At this point I considered this part of the overall AC wiring project complete. Several weeks later, however, I returned to this circuit to have a second look at the receptacle. Ever since I had installed it, I had been concerned about my decision not to install heat-shrink terminals on the black and white wires. Therefore, I thought it would be a good to return to this receptacle and reevaluate the situation.
My greatest concern, of course, was that these wires would soon corrode in the warm, salty air of Charleston, South Carolina. The space in this shallow work box was indeed very tight, but I thought I might be able to make this receptacle fit with heat-shrink terminals on the black and white wires. The issue with heat-shrinks, as you can see on the green wire below, is that they inhibit the bending of the wire.
My first thought was that I could help matters by cutting off half of the heat-shrink material. After dry-fitting the one pictured below on one of the wires, however, I changed my mind. I wanted these wires to be as protected as possible.
It was not easy crimping these terminals on the wires.
There was no extra wire, so I had to do this work right up next to the bulkhead.
Even more challenging was the heat shrinking of the terminals. I had to set up a temporary shield of plain mahogany to protect the varnish on the finished mahogany panel behind the battery switch. I also had to use needle nose pliers to turn the terminals as I applied the heat. If I had not done this, I would not have shrunk the terminals correctly.
The work area got so hot that the blue electrical box became soft and pliable. After I had finished the job, I took this picture of the box, as seen from the cockpit locker. Notice how the right hand side is slightly concave. Fortunately, the black plastic conduits beside it were unaffected.

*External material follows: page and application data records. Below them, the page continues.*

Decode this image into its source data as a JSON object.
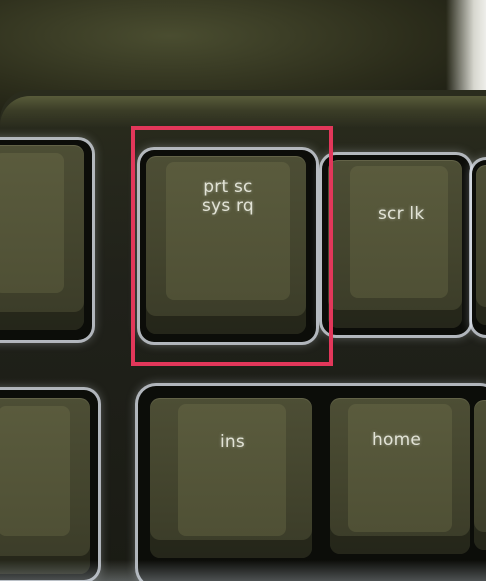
{
  "keys": {
    "print_screen": {
      "line1": "prt sc",
      "line2": "sys rq"
    },
    "scroll_lock": {
      "label": "scr lk"
    },
    "insert": {
      "label": "ins"
    },
    "home": {
      "label": "home"
    }
  },
  "annotation": {
    "highlight_color": "#e2375a",
    "highlighted_key": "print_screen"
  },
  "colors": {
    "keycap": "#4d4e35",
    "backlight": "#d7dce6",
    "legend": "#e2e3d6"
  }
}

The Pass & Seymour brand GFCI that I used was more welcoming than other brands for the use of heat-shrink terminals. Some of them have plastic nubs near the screws which prevent you from inserting a forked terminal underneath the screw. Why not use ring terminals you might ask? Well, the screws are not designed to be removed from the receptacle. Having done some residential wiring, I knew this. Nevertheless, I thought it was worth trying to remove them, so that I could use ring terminals instead of forked terminals, since the former provide better contact than the latter. With a little force I was able to remove the first screw. Not a problem, or so I thought. Immediately afterwards, I reinstalled the screw and attempted to tighten it down. It would not cooperate. The reason? I had stripped the threads. The result? The GFCI was ruined. What did I have to do? Go out and buy another one. The lesson learned? Forked terminals are the way to go on AC receptacles. By the way, in case you're wondering, in my experience in installing the AC receptacles in Oystercatcher, I found that the screws on the receptacles, regardless of the two different brands that I used, were Number 8 in size.

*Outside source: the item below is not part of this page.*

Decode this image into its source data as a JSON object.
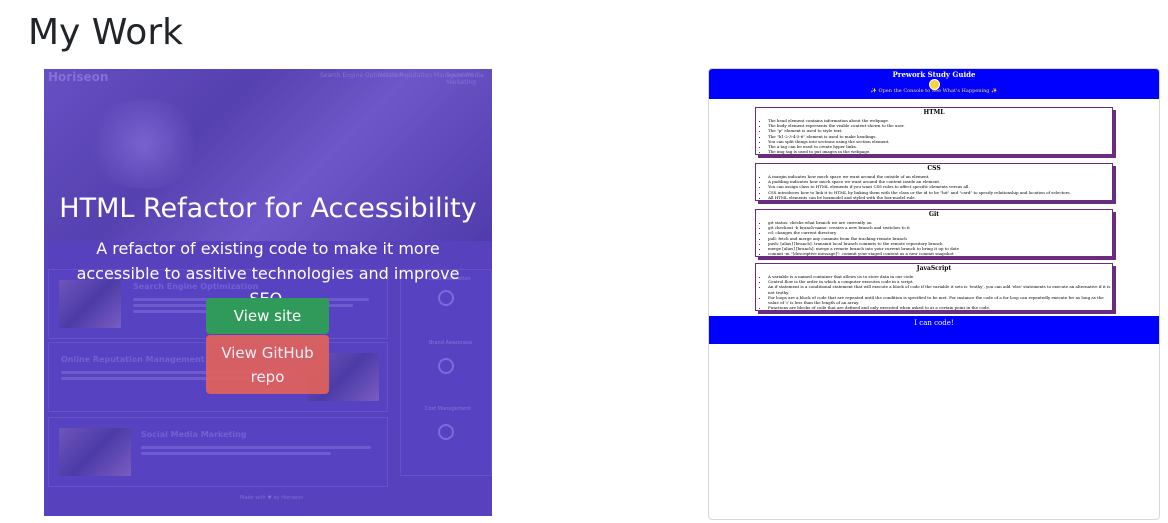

The makers of these receptacles have done a lot to keep people from making dumb mistakes while wiring them. For instance, they have placed yellow tape over the screws on one end to warn people not to install wires on those screws if this GFCI is the only receptacle on the circuit. Likewise, they have labeled the screws according to the wires they are to receive.
After double-checking and then double-checking one more time, I installed the wires in their appropriate locations.
I felt much better now that all three of these wires were protected with heat-shrink terminals.
Fortunately, I had very little trouble fitting the receptacle into the box, even though the heat-shrink terminals made the fit even tighter than it already was.
At last I could install the stainless steel protective plate and call this part of the overall AC wiring project complete.
This ends this posting on how I wired the AC receptacle on the port side of the galley in Oystercatcher, my Ericson 25.